TRY IT | From the entries provided below, copy each line that contains the word "color".

---------- EXERCISE MATERIAL ----------

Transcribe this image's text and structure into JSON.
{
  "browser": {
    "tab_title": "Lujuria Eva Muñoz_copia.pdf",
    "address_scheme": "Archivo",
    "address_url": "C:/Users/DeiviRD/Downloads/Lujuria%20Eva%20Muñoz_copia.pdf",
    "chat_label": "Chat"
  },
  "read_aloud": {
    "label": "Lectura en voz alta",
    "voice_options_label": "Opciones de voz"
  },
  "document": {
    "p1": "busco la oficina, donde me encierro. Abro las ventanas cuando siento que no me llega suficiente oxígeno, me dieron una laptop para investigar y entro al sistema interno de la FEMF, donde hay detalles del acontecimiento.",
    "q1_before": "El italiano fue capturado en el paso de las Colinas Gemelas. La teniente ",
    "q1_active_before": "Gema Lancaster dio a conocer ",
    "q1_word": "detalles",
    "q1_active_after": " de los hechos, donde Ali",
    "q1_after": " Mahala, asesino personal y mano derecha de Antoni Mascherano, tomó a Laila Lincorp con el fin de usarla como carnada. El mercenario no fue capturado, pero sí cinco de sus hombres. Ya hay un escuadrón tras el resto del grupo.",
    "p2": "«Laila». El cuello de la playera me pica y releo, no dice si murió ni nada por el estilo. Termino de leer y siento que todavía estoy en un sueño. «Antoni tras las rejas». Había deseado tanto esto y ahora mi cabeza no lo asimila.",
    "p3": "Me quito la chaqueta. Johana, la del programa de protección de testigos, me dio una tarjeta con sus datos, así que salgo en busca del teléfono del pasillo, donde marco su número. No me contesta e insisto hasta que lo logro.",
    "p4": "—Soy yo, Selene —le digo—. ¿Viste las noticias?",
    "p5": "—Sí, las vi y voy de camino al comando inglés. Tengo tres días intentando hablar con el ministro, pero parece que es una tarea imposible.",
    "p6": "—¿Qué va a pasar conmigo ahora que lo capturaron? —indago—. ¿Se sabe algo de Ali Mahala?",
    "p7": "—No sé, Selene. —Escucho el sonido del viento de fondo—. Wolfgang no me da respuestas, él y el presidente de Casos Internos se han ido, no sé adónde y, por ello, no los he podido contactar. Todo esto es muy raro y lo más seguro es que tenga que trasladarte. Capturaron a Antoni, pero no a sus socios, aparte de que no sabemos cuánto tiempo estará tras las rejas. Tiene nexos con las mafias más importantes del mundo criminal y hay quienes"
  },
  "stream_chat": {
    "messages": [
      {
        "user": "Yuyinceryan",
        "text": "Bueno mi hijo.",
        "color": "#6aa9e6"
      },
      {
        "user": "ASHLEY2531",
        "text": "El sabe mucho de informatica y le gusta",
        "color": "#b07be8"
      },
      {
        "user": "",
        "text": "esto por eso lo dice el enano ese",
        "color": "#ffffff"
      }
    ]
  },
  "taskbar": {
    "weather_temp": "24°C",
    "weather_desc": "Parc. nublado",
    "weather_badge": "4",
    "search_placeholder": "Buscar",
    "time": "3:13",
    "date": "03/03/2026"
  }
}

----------

TASK OUTPUT |
        "color": "#6aa9e6"
        "color": "#b07be8"
        "color": "#ffffff"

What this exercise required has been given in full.